**Records to process**
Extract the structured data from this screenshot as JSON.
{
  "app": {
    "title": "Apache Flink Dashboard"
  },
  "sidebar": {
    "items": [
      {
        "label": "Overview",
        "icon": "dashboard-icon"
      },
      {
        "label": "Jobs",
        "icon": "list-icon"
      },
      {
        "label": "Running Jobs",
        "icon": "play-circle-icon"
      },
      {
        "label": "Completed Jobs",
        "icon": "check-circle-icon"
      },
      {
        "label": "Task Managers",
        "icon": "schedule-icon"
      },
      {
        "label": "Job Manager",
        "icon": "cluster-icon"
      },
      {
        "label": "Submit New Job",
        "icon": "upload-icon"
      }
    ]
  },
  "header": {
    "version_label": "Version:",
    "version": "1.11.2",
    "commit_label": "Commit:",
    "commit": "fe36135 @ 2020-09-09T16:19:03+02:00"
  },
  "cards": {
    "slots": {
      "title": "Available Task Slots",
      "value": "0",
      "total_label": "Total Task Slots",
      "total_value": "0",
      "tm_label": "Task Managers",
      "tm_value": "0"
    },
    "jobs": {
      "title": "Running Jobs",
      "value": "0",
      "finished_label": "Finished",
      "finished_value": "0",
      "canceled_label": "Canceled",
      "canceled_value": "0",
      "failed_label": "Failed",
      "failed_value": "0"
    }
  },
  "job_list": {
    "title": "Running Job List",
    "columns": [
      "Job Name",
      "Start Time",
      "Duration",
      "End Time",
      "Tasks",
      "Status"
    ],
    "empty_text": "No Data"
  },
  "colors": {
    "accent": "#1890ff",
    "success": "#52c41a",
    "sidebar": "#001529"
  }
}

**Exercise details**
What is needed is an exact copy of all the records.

**Result of the task**
Extract the structured data from this screenshot as JSON.
{
  "app": {
    "title": "Apache Flink Dashboard"
  },
  "sidebar": {
    "items": [
      {
        "label": "Overview",
        "icon": "dashboard-icon"
      },
      {
        "label": "Jobs",
        "icon": "list-icon"
      },
      {
        "label": "Running Jobs",
        "icon": "play-circle-icon"
      },
      {
        "label": "Completed Jobs",
        "icon": "check-circle-icon"
      },
      {
        "label": "Task Managers",
        "icon": "schedule-icon"
      },
      {
        "label": "Job Manager",
        "icon": "cluster-icon"
      },
      {
        "label": "Submit New Job",
        "icon": "upload-icon"
      }
    ]
  },
  "header": {
    "version_label": "Version:",
    "version": "1.11.2",
    "commit_label": "Commit:",
    "commit": "fe36135 @ 2020-09-09T16:19:03+02:00"
  },
  "cards": {
    "slots": {
      "title": "Available Task Slots",
      "value": "0",
      "total_label": "Total Task Slots",
      "total_value": "0",
      "tm_label": "Task Managers",
      "tm_value": "0"
    },
    "jobs": {
      "title": "Running Jobs",
      "value": "0",
      "finished_label": "Finished",
      "finished_value": "0",
      "canceled_label": "Canceled",
      "canceled_value": "0",
      "failed_label": "Failed",
      "failed_value": "0"
    }
  },
  "job_list": {
    "title": "Running Job List",
    "columns": [
      "Job Name",
      "Start Time",
      "Duration",
      "End Time",
      "Tasks",
      "Status"
    ],
    "empty_text": "No Data"
  },
  "colors": {
    "accent": "#1890ff",
    "success": "#52c41a",
    "sidebar": "#001529"
  }
}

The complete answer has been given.